We had costed it out so that it would wholesale at around $7.99 and we brought all the big toy people, five of the biggest accounts, to look at the product. Four of them absolutely laughed at us. "You can't sell that. That is terrible, the most expensive flashlight I've ever seen in my life." Sears came in and said, "We really like that. It's sensational." Sears put in the catalogue, gave us a half a page spread. They laid down very big numbers on it. It was a total sellout. We were short hundreds of thousands of pieces. Just out of the catalogue. In 1983, we brought Glowworm national. And wouldn't you know all those accounts that came in early never remembered seeing it? But bought it big. There are no guarantees in this business.

Q: Basically, you merchandise fantasy as well as the product.

A: Absolutely. A toy is a fantasy for a child. He learns through fantasy play about his real world. GI Joe is a fantasy. Transformers is a fantasy. But Mom's not buying the fantasy. She's buying the product. And Mom is the one who lays down the money. Perceived value has to be there. Mothers are very astute toy buyers. They have an idea of what a $20 toy looks like or a $10 toy or a $50 toy. Or a $100 toy. And it's real difficult to pull the wool over their eyes just as it to pull it over the children's eyes.

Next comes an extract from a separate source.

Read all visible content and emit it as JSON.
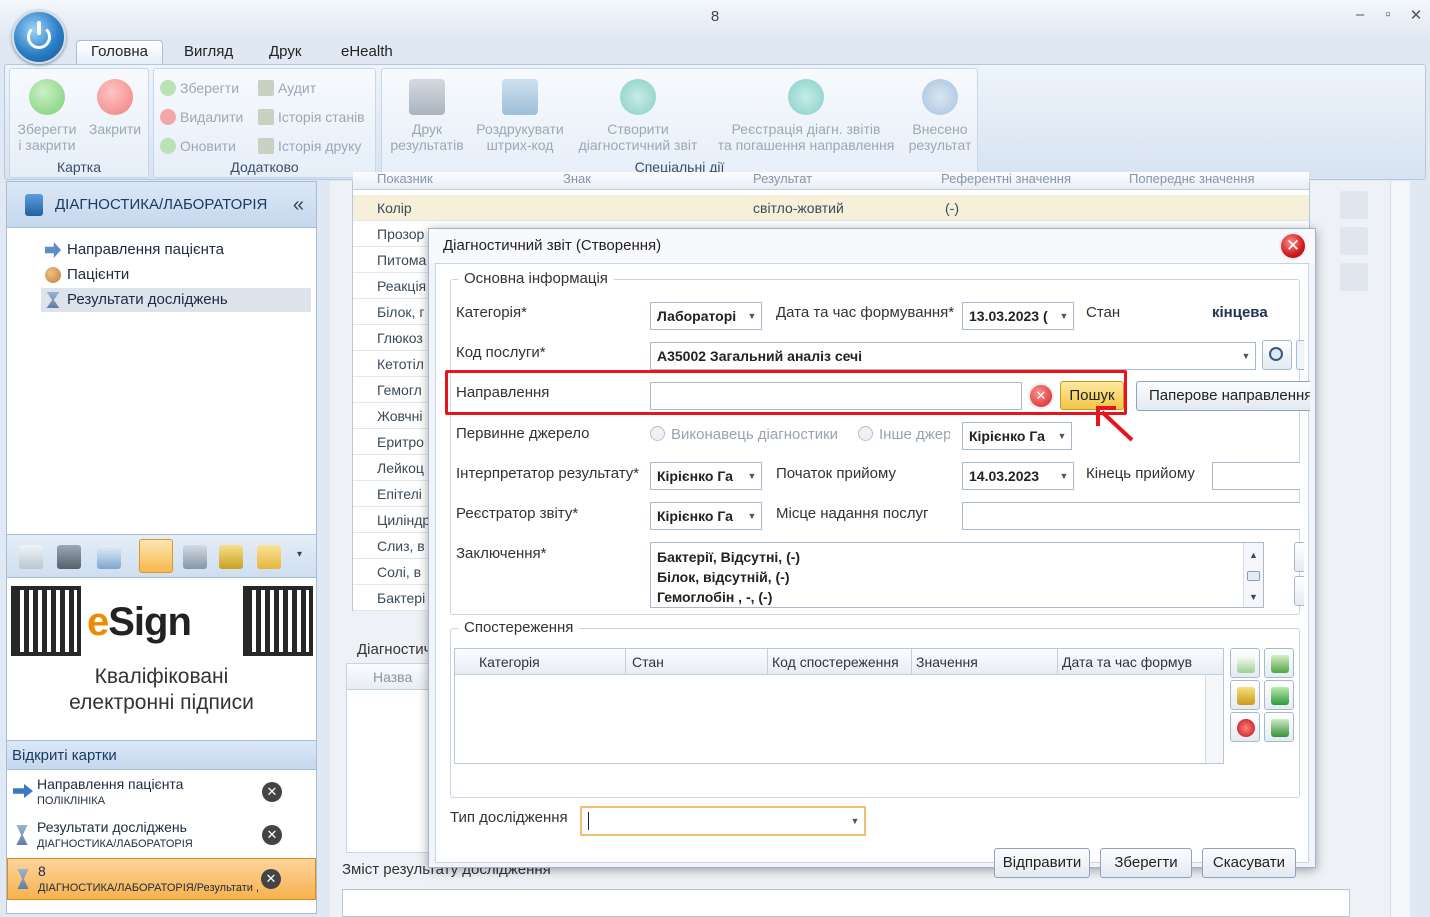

Q: What kind of homework do you do? Is it walking up to a lot of five- year-olds and saying, "What do you want in a toy?"

A: I can go to our swim club in the summer and spend half an hour talking to six five-year-olds. I'll ask these kids, "What toys have you seen on TV lately? What toys do you want? Why?" Try and pull out of them the elements. Sometimes it drives my wife a little crazy that she's sitting there talking to adults and I'm sitting there talking to five- year-olds. The business never leaves you. I don't know a lot of people who've been in the toy industry who've been able to leave.

Q: How does a 36-year-old man know what kids want?

A: By watching what they're doing. By trying to understand where they're going. By trying to understand what rock 'n roll music means to a 6-or a 7-year-old. Understanding what action adventure means to a boy, what pretty and soft and sweet means to a little girl. You come up with a product that's really exciting, that the kid wants to play with over and over and over and over again. And wants to add on to, build his fantasy bigger and bigger and bigger.

Q: You guys saved Raggedy Ann from extinction. A lot of people get emotional over that. Is it a heavy responsible deciding whether Raggedy Ann lives or dies and whether to phase out Mr. Potato Head?

A: It's certainly a decision we take seriously. When it comes time for a product which has lived its life to go to the big toy heaven in the sky, we do it with heavy heart, but we know it must be done for good business purposes. If Raggedy Ann just stopped selling, certainly we won't continue to market it. Nobody was buying it, so nobody was going to miss it. That's the philosophy you have to take. If they really wanted it, they'd buy it.

Q: Sixty percent of the toys are bought between October and December. Can you ever afford to have a bad Christmas?

A: Absolutely. The toy business has become a 52-week business. We launch toys all year long and we launch nothing this late. The report card was written probably back in June or July.

Q: But you don't get a little nervous when you pass stores this time of year?

A: I don't get nervous. I get excited when I go into Toys-R-Us or Childworld and I see shopping carts full of my toys. That's a real high. I'm real nervous, come see me March, April, May when we're launching.

1985 Lee Michael Katz